  • An annual summit is held and the Chairmanship of the BRICS is rotated among the countries.
  • The New Development Bank (NDB) was setup by the BRICS countries in pursuit of the Fortaleza Declaration in 2014 to mobilize resources for infrastructure and sustainable development projects in BRICS and other emerging economies, as well as in developing countries.
  • A Contingency Reserve Arrangement (CRA) was setup to provide short-term liquidity support to the members through currency swaps to help mitigating BOP crisis situation and further strengthen financial stability.
  • BRICS countries are cooperating in economic and cultural areas.

Nepal – China

Paper: General Studies 2

Topic: India and its neighborhood- relations

Why in the news?

  • China and Nepal on Sunday concluded agreements for all-weather connectivity between Kathmandu and the Tibet Autonomous Region.
  • Both sides resolved to begin feasibility studies for the construction of the tunnels along the road from Keyrung in Tibet to Kathmandu, said a joint statement issued at the end of the visit. The joint statement declared that both sides will intensify cooperation to realise “trans-Himalayan multidimensional connectivity network”. The tunnel network will connect Tokha and Chhahare within Nepal that will ultimately reduce the road distance between Nepal and China.
  • Both sides also gave the green signal for a feasibility study of the trans-Himalayan rail connectivity aimed at connecting the Nepal capital with major commercial centres of the Tibetan Autonomous Region and beyond in China.

What are its implications for India?

  • Although Nepal and India have an open border and free mobility of populace across borders; it is China that is increasingly working to take over India’s position of the largest trading partner of Nepal.
  • Nepal conducts a large part of its trade through India and as such is dependent upon India for a route for imports and exports. The Nepal China link will provide an alternative to Nepal from India. It can also serve as a bargaining chip in future negotiations with India.
  • The border blockade during the Madhesi uprising by India had led to cooling of relations between India and Nepal allowing China to further move closer to Nepal.

 

Nepal forms a buffer state between two large powers and as such has to create a balancing act. It is in India’s interest to ensure that it does not act like a Big Brother in its immediate neighbourhood and honour the principles in the Gujral Doctrine.

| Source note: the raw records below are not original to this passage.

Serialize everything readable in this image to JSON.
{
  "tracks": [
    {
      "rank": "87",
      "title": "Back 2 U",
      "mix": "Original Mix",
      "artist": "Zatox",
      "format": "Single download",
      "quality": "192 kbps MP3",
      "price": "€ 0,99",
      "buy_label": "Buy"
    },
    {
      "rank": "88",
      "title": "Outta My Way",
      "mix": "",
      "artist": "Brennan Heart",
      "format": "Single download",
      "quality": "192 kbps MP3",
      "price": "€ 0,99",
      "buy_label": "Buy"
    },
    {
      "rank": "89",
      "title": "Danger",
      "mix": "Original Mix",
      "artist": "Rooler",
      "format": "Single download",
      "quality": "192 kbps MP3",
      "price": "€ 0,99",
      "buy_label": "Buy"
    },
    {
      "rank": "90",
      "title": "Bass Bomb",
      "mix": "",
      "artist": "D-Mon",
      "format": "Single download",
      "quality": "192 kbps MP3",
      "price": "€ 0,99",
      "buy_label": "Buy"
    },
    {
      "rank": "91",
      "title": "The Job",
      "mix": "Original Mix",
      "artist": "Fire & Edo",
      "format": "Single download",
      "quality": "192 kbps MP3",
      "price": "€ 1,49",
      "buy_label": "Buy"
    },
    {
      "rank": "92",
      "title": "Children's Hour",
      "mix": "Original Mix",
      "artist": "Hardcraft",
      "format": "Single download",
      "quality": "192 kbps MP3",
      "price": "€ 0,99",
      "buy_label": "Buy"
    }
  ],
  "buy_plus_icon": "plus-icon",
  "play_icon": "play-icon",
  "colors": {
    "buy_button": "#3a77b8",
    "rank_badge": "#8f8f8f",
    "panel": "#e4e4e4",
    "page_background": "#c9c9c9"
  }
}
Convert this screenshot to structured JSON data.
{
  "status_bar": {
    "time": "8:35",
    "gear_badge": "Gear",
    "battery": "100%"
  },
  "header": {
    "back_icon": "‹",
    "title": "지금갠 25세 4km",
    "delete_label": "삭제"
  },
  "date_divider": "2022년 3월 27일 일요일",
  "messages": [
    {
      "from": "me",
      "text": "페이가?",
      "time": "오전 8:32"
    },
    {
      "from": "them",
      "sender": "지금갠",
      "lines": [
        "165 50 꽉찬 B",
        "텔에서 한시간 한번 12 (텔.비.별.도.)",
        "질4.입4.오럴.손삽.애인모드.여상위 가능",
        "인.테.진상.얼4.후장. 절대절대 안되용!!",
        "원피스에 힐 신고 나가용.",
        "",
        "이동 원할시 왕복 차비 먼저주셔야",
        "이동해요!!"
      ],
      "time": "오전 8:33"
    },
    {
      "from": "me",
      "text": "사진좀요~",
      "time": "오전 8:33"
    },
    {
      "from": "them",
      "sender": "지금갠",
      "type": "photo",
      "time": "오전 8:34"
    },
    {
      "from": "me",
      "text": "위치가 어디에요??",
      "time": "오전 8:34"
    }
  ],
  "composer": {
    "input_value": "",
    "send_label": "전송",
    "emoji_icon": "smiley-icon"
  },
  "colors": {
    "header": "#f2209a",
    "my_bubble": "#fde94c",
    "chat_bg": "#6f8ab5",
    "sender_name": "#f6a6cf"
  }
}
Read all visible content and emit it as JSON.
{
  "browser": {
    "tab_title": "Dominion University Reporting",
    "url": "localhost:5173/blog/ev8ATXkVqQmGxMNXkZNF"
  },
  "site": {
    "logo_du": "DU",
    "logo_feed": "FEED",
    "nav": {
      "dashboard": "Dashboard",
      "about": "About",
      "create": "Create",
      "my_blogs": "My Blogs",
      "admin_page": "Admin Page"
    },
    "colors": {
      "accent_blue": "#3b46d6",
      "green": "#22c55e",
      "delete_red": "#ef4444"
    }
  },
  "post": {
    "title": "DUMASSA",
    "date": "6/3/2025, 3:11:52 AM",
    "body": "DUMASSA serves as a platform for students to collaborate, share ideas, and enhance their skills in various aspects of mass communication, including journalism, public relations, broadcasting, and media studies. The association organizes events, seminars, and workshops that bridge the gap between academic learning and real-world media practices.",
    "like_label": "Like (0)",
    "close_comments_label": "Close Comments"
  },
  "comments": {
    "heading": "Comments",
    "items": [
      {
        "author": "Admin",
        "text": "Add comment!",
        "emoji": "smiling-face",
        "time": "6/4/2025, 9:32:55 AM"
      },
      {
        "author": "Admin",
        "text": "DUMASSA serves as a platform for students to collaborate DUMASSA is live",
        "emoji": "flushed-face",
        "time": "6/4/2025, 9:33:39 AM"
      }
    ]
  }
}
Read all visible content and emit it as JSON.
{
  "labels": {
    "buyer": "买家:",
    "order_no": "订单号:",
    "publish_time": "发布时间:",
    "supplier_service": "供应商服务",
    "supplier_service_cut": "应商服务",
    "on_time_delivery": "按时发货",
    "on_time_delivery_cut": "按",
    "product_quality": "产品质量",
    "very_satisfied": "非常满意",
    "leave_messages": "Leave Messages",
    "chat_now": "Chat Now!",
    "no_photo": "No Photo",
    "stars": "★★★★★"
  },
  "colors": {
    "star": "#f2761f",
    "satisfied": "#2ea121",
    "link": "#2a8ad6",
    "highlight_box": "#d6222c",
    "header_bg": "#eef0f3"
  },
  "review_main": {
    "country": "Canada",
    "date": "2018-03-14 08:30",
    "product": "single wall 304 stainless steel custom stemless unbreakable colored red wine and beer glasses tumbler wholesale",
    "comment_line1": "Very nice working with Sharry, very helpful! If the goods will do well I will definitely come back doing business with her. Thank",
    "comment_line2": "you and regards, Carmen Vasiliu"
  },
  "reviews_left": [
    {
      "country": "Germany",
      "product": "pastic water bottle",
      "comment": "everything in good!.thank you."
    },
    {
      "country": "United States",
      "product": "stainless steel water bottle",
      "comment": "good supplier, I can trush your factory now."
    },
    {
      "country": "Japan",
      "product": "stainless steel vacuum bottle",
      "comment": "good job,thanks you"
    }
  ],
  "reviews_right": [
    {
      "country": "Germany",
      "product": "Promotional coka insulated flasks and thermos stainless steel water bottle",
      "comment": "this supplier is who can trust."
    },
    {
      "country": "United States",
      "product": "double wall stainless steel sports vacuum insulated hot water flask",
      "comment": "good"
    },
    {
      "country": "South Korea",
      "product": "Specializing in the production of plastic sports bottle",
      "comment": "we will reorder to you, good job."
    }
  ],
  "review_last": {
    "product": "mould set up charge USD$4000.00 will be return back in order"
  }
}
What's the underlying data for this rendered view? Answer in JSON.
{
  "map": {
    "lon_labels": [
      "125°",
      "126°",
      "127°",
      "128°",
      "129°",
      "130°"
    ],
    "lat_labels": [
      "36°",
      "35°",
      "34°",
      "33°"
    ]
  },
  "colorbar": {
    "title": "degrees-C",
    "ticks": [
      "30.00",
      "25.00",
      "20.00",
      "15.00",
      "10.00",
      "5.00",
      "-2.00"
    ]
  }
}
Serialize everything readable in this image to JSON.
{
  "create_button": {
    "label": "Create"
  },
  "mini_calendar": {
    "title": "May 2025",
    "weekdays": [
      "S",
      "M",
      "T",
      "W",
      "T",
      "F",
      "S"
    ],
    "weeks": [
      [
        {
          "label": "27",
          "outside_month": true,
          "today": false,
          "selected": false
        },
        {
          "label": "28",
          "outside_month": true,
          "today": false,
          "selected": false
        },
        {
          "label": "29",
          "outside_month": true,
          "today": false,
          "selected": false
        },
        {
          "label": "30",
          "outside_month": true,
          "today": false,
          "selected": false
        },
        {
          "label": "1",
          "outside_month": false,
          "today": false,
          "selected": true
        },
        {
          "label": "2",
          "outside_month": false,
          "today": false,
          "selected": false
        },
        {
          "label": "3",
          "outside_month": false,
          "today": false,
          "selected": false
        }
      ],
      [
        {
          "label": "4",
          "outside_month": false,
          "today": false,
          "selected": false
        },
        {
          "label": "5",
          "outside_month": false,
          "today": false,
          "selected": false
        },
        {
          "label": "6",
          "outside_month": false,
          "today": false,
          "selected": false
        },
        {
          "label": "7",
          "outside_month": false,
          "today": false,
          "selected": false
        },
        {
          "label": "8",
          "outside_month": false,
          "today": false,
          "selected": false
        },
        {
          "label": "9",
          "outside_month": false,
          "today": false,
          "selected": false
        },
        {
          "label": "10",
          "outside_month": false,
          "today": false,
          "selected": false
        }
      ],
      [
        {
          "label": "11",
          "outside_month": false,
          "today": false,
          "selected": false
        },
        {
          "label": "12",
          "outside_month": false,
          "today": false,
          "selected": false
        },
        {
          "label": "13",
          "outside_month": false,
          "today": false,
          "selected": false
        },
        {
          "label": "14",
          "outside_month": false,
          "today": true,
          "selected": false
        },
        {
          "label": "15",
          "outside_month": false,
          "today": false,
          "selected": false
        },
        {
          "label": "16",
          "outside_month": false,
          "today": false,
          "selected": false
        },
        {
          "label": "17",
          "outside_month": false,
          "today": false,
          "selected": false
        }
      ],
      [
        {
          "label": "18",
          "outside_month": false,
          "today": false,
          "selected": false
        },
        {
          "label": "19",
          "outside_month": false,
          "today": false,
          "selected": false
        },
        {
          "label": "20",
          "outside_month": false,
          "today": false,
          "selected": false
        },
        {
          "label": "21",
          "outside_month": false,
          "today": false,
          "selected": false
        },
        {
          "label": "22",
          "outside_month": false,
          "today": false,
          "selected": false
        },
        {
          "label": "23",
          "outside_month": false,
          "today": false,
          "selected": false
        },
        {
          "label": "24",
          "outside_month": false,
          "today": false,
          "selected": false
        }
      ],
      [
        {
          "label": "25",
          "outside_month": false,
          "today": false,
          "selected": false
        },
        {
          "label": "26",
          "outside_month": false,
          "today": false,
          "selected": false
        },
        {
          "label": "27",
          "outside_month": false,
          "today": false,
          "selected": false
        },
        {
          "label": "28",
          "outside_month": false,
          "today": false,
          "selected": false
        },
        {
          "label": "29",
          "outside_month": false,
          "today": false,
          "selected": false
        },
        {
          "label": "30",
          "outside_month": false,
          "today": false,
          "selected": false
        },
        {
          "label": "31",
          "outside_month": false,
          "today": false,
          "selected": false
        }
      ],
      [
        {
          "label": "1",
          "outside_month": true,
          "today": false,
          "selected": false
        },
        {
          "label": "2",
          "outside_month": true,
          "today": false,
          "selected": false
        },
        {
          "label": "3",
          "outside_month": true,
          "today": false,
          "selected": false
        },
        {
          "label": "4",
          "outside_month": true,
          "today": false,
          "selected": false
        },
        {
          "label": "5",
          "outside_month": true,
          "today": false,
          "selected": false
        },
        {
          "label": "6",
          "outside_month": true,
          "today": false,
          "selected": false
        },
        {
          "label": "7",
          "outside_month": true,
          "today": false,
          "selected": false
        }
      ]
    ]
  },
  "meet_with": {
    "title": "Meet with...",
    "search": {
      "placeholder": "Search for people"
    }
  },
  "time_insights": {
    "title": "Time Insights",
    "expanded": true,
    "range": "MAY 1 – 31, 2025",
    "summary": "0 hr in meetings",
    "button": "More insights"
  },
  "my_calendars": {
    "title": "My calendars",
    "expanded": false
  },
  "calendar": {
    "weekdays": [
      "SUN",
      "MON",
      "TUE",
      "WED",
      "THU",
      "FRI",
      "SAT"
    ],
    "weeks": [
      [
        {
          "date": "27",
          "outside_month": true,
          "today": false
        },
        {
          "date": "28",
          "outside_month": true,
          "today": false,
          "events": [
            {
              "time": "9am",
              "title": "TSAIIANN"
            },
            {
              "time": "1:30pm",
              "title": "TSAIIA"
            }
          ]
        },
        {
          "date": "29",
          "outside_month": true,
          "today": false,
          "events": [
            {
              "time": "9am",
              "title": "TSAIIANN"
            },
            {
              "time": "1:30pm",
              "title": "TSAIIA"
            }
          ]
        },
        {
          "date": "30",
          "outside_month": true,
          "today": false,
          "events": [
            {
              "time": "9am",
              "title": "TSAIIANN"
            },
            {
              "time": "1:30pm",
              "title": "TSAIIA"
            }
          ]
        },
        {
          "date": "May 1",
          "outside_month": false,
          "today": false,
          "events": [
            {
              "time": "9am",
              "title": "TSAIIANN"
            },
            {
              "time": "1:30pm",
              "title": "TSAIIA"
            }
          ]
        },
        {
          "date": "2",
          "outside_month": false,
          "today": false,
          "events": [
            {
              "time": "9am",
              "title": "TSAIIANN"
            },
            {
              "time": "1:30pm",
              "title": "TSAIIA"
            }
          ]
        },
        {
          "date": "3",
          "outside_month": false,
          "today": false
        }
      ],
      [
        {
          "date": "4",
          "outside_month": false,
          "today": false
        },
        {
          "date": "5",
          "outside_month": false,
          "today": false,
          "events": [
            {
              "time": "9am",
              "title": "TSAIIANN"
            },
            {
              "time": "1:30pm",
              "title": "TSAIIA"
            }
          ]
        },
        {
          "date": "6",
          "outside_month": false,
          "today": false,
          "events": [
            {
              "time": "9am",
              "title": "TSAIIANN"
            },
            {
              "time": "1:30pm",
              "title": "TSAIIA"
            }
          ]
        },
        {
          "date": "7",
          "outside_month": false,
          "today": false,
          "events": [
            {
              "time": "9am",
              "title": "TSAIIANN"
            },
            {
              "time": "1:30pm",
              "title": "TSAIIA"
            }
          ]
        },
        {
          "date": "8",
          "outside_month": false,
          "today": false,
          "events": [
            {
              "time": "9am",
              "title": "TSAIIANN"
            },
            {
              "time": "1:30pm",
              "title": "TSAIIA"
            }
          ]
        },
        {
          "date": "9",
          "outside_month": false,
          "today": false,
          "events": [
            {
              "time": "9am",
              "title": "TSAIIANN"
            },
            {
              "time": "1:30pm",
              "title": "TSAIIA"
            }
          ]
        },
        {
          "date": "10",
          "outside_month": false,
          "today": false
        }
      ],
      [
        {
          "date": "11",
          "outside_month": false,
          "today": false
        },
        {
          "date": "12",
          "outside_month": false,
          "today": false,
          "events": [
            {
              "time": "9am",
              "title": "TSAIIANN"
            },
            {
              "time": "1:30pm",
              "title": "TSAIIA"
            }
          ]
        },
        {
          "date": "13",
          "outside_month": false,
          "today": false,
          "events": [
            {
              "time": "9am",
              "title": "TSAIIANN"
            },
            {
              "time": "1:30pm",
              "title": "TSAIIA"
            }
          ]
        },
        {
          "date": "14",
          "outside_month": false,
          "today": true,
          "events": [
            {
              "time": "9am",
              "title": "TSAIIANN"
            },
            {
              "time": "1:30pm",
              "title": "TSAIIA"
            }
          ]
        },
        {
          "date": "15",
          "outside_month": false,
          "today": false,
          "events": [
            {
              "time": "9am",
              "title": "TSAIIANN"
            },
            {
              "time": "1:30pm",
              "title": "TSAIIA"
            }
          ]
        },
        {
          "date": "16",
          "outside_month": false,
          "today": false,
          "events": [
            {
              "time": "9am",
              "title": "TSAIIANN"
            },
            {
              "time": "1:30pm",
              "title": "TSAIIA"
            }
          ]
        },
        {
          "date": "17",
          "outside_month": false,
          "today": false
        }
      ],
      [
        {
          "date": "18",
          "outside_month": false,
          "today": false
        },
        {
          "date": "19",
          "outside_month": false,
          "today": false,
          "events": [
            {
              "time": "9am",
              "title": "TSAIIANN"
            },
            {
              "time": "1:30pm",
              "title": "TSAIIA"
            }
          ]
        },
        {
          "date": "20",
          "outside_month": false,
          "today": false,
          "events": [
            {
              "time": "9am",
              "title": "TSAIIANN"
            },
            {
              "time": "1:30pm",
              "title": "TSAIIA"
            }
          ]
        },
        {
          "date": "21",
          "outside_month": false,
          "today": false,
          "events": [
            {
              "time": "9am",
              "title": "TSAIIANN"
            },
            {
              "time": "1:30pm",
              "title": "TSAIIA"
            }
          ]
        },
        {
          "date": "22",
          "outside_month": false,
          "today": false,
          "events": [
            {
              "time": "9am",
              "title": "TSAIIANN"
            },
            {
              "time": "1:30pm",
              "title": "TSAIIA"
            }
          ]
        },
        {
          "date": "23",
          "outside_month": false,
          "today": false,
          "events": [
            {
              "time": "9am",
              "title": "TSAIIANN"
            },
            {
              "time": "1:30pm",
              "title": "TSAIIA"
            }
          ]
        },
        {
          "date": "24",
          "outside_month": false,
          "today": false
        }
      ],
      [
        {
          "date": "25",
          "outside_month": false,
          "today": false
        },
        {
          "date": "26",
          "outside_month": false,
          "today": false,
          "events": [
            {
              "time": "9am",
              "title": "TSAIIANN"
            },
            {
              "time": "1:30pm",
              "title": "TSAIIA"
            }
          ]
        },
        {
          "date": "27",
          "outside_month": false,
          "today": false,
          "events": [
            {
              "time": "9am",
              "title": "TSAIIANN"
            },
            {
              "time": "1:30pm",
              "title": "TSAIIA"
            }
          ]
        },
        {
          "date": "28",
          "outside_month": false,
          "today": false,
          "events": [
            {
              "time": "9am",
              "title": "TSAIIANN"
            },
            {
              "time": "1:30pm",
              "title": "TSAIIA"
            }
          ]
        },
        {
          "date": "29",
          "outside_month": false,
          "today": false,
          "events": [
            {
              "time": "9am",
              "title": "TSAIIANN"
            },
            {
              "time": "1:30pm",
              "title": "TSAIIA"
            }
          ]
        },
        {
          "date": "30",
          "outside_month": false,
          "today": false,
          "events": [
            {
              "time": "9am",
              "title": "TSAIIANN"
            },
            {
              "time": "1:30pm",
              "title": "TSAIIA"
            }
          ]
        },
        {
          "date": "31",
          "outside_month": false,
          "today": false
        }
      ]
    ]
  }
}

Plastic Pollution

Paper: General Studies 3

Topic:  Conservation, environmental pollution and degradation, environmental impact assessment

Why in the news?

  • The pristine beaches of the Great Nicobar Island, India’s southernmost territory, are under threat from plastic. A survey of five beaches in the islands recorded the presence of plastic bottles.
  • Sixty of these were analysed and found to be of ‘non-Indian origin,’ according to researchers, whose findings appear in the latest edition of Current Science. Major portion of the litter (40.5%) was of Malaysian origin. It was followed by Indonesia (23.9%) and Thailand (16.3%). Other countries contributed a minor portion
  • About 10 countries including India contributed to the plastic litter on the island. They were Malaysia, Indonesia, Thailand, Singapore, Philippines, Vietnam, India, Myanmar, China and Japan.
  • Only 2.2% of the marine litter was from India.
  • The overwhelming contribution from Indonesia and Thailand was likely due to its proximity to the island; the plastic is likely to have made its way to the island because of water currents via the Malacca Strait, which is a major shipping route.

 

Prelims Specific

  • Joint Military Exercise DHARMA GUARDIAN-219 between India and Japan will be conducted at counter Insurgency and Jungle Warfare School, Vairengte from 19 Oct 2019 to 02 Nov 2019. Indian Army and Japanese Ground Self Defence Forces (JGSDF) comprising 25 soldiers each will participate in the exercise with an aim to share experience gained during various Counter Terrorism Operations in respective Countries.